(Materials provided begins)

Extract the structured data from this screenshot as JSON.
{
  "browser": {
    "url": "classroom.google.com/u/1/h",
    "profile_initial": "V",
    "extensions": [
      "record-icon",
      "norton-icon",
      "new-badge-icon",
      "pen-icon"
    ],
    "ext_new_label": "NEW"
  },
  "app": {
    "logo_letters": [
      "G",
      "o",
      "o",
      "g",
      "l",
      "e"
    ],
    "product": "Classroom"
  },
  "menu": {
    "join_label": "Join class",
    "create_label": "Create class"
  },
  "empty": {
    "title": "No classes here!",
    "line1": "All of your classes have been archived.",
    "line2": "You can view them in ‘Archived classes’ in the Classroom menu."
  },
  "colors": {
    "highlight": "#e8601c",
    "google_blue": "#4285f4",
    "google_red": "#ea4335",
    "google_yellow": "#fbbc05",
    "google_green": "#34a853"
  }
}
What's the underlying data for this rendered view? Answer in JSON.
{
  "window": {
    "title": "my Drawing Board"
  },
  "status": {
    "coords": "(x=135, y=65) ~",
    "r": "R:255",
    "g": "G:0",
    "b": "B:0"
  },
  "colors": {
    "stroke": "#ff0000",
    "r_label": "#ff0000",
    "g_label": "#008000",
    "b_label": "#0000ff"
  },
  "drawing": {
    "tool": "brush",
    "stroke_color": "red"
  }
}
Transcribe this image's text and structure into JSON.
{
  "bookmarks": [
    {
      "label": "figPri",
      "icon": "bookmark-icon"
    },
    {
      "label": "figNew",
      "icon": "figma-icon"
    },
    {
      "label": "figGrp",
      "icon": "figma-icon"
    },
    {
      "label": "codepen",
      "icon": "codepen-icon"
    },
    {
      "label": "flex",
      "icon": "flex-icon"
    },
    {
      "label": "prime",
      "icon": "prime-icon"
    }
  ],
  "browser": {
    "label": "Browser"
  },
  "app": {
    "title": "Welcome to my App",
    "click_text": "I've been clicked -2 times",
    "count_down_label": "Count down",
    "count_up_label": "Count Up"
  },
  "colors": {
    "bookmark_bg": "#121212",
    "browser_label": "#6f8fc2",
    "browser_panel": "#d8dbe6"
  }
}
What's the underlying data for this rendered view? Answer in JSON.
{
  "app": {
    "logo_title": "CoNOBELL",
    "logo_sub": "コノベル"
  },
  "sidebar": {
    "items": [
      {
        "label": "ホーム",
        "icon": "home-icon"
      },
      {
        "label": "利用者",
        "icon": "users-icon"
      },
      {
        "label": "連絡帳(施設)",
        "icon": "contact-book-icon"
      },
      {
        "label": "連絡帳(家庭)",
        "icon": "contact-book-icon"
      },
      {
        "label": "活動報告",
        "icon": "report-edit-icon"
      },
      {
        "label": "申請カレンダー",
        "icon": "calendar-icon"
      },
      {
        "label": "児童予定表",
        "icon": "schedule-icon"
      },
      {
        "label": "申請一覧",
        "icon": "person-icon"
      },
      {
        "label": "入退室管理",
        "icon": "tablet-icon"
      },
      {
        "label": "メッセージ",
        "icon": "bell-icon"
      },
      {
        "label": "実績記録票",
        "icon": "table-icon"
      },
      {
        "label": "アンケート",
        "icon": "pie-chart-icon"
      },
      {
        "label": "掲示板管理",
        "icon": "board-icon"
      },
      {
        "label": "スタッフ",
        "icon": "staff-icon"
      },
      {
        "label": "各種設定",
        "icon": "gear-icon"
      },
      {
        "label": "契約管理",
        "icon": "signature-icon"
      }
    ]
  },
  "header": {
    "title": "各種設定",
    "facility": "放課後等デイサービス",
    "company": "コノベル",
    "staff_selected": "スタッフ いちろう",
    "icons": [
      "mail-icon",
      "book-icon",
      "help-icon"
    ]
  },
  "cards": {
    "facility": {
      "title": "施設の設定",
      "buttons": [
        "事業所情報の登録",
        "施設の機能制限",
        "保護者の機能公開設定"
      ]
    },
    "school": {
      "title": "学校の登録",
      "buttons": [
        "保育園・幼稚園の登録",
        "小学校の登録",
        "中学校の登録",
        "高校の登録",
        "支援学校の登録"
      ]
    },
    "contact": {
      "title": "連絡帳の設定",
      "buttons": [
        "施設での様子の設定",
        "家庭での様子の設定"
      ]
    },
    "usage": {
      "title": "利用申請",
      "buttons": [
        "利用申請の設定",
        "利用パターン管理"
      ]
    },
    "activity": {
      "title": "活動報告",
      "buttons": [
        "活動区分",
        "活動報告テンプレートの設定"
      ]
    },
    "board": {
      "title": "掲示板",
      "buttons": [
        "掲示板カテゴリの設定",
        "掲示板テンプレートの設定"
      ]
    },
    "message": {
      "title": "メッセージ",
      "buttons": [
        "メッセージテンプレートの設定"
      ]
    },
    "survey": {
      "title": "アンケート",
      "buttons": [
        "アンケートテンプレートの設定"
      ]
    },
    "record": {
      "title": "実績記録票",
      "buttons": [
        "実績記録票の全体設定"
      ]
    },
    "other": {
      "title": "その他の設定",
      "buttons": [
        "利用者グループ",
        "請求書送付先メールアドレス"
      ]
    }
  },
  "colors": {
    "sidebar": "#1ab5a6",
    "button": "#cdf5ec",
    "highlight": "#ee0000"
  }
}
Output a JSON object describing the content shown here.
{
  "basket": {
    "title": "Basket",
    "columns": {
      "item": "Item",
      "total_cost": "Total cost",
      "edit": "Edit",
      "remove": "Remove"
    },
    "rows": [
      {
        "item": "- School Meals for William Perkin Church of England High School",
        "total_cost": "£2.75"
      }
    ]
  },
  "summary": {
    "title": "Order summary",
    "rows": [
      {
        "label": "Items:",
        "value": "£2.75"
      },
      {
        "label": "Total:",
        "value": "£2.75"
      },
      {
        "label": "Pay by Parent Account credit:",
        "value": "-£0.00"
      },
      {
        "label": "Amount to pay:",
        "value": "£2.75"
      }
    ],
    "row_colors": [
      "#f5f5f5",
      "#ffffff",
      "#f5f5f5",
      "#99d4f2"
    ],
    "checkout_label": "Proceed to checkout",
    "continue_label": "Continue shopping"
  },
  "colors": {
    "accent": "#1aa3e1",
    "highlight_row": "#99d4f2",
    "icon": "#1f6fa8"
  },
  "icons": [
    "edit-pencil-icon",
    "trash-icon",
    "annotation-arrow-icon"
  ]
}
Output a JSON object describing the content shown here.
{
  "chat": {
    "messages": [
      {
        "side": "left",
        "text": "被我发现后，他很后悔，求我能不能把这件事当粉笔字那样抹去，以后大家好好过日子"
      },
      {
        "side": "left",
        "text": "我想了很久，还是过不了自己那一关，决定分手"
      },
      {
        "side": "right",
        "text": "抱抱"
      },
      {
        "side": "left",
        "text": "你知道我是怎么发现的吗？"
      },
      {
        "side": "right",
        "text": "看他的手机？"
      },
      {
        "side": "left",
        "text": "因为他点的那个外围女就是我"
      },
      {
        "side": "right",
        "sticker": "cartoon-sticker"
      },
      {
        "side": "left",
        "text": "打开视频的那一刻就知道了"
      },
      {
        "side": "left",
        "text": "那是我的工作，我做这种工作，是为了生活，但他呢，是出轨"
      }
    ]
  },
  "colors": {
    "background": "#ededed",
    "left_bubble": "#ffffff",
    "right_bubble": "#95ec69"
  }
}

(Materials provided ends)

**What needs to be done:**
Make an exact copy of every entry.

**Response to this exercise:**
Extract the structured data from this screenshot as JSON.
{
  "browser": {
    "url": "classroom.google.com/u/1/h",
    "profile_initial": "V",
    "extensions": [
      "record-icon",
      "norton-icon",
      "new-badge-icon",
      "pen-icon"
    ],
    "ext_new_label": "NEW"
  },
  "app": {
    "logo_letters": [
      "G",
      "o",
      "o",
      "g",
      "l",
      "e"
    ],
    "product": "Classroom"
  },
  "menu": {
    "join_label": "Join class",
    "create_label": "Create class"
  },
  "empty": {
    "title": "No classes here!",
    "line1": "All of your classes have been archived.",
    "line2": "You can view them in ‘Archived classes’ in the Classroom menu."
  },
  "colors": {
    "highlight": "#e8601c",
    "google_blue": "#4285f4",
    "google_red": "#ea4335",
    "google_yellow": "#fbbc05",
    "google_green": "#34a853"
  }
}
What's the underlying data for this rendered view? Answer in JSON.
{
  "window": {
    "title": "my Drawing Board"
  },
  "status": {
    "coords": "(x=135, y=65) ~",
    "r": "R:255",
    "g": "G:0",
    "b": "B:0"
  },
  "colors": {
    "stroke": "#ff0000",
    "r_label": "#ff0000",
    "g_label": "#008000",
    "b_label": "#0000ff"
  },
  "drawing": {
    "tool": "brush",
    "stroke_color": "red"
  }
}
Transcribe this image's text and structure into JSON.
{
  "bookmarks": [
    {
      "label": "figPri",
      "icon": "bookmark-icon"
    },
    {
      "label": "figNew",
      "icon": "figma-icon"
    },
    {
      "label": "figGrp",
      "icon": "figma-icon"
    },
    {
      "label": "codepen",
      "icon": "codepen-icon"
    },
    {
      "label": "flex",
      "icon": "flex-icon"
    },
    {
      "label": "prime",
      "icon": "prime-icon"
    }
  ],
  "browser": {
    "label": "Browser"
  },
  "app": {
    "title": "Welcome to my App",
    "click_text": "I've been clicked -2 times",
    "count_down_label": "Count down",
    "count_up_label": "Count Up"
  },
  "colors": {
    "bookmark_bg": "#121212",
    "browser_label": "#6f8fc2",
    "browser_panel": "#d8dbe6"
  }
}
What's the underlying data for this rendered view? Answer in JSON.
{
  "app": {
    "logo_title": "CoNOBELL",
    "logo_sub": "コノベル"
  },
  "sidebar": {
    "items": [
      {
        "label": "ホーム",
        "icon": "home-icon"
      },
      {
        "label": "利用者",
        "icon": "users-icon"
      },
      {
        "label": "連絡帳(施設)",
        "icon": "contact-book-icon"
      },
      {
        "label": "連絡帳(家庭)",
        "icon": "contact-book-icon"
      },
      {
        "label": "活動報告",
        "icon": "report-edit-icon"
      },
      {
        "label": "申請カレンダー",
        "icon": "calendar-icon"
      },
      {
        "label": "児童予定表",
        "icon": "schedule-icon"
      },
      {
        "label": "申請一覧",
        "icon": "person-icon"
      },
      {
        "label": "入退室管理",
        "icon": "tablet-icon"
      },
      {
        "label": "メッセージ",
        "icon": "bell-icon"
      },
      {
        "label": "実績記録票",
        "icon": "table-icon"
      },
      {
        "label": "アンケート",
        "icon": "pie-chart-icon"
      },
      {
        "label": "掲示板管理",
        "icon": "board-icon"
      },
      {
        "label": "スタッフ",
        "icon": "staff-icon"
      },
      {
        "label": "各種設定",
        "icon": "gear-icon"
      },
      {
        "label": "契約管理",
        "icon": "signature-icon"
      }
    ]
  },
  "header": {
    "title": "各種設定",
    "facility": "放課後等デイサービス",
    "company": "コノベル",
    "staff_selected": "スタッフ いちろう",
    "icons": [
      "mail-icon",
      "book-icon",
      "help-icon"
    ]
  },
  "cards": {
    "facility": {
      "title": "施設の設定",
      "buttons": [
        "事業所情報の登録",
        "施設の機能制限",
        "保護者の機能公開設定"
      ]
    },
    "school": {
      "title": "学校の登録",
      "buttons": [
        "保育園・幼稚園の登録",
        "小学校の登録",
        "中学校の登録",
        "高校の登録",
        "支援学校の登録"
      ]
    },
    "contact": {
      "title": "連絡帳の設定",
      "buttons": [
        "施設での様子の設定",
        "家庭での様子の設定"
      ]
    },
    "usage": {
      "title": "利用申請",
      "buttons": [
        "利用申請の設定",
        "利用パターン管理"
      ]
    },
    "activity": {
      "title": "活動報告",
      "buttons": [
        "活動区分",
        "活動報告テンプレートの設定"
      ]
    },
    "board": {
      "title": "掲示板",
      "buttons": [
        "掲示板カテゴリの設定",
        "掲示板テンプレートの設定"
      ]
    },
    "message": {
      "title": "メッセージ",
      "buttons": [
        "メッセージテンプレートの設定"
      ]
    },
    "survey": {
      "title": "アンケート",
      "buttons": [
        "アンケートテンプレートの設定"
      ]
    },
    "record": {
      "title": "実績記録票",
      "buttons": [
        "実績記録票の全体設定"
      ]
    },
    "other": {
      "title": "その他の設定",
      "buttons": [
        "利用者グループ",
        "請求書送付先メールアドレス"
      ]
    }
  },
  "colors": {
    "sidebar": "#1ab5a6",
    "button": "#cdf5ec",
    "highlight": "#ee0000"
  }
}
Output a JSON object describing the content shown here.
{
  "basket": {
    "title": "Basket",
    "columns": {
      "item": "Item",
      "total_cost": "Total cost",
      "edit": "Edit",
      "remove": "Remove"
    },
    "rows": [
      {
        "item": "- School Meals for William Perkin Church of England High School",
        "total_cost": "£2.75"
      }
    ]
  },
  "summary": {
    "title": "Order summary",
    "rows": [
      {
        "label": "Items:",
        "value": "£2.75"
      },
      {
        "label": "Total:",
        "value": "£2.75"
      },
      {
        "label": "Pay by Parent Account credit:",
        "value": "-£0.00"
      },
      {
        "label": "Amount to pay:",
        "value": "£2.75"
      }
    ],
    "row_colors": [
      "#f5f5f5",
      "#ffffff",
      "#f5f5f5",
      "#99d4f2"
    ],
    "checkout_label": "Proceed to checkout",
    "continue_label": "Continue shopping"
  },
  "colors": {
    "accent": "#1aa3e1",
    "highlight_row": "#99d4f2",
    "icon": "#1f6fa8"
  },
  "icons": [
    "edit-pencil-icon",
    "trash-icon",
    "annotation-arrow-icon"
  ]
}
Output a JSON object describing the content shown here.
{
  "chat": {
    "messages": [
      {
        "side": "left",
        "text": "被我发现后，他很后悔，求我能不能把这件事当粉笔字那样抹去，以后大家好好过日子"
      },
      {
        "side": "left",
        "text": "我想了很久，还是过不了自己那一关，决定分手"
      },
      {
        "side": "right",
        "text": "抱抱"
      },
      {
        "side": "left",
        "text": "你知道我是怎么发现的吗？"
      },
      {
        "side": "right",
        "text": "看他的手机？"
      },
      {
        "side": "left",
        "text": "因为他点的那个外围女就是我"
      },
      {
        "side": "right",
        "sticker": "cartoon-sticker"
      },
      {
        "side": "left",
        "text": "打开视频的那一刻就知道了"
      },
      {
        "side": "left",
        "text": "那是我的工作，我做这种工作，是为了生活，但他呢，是出轨"
      }
    ]
  },
  "colors": {
    "background": "#ededed",
    "left_bubble": "#ffffff",
    "right_bubble": "#95ec69"
  }
}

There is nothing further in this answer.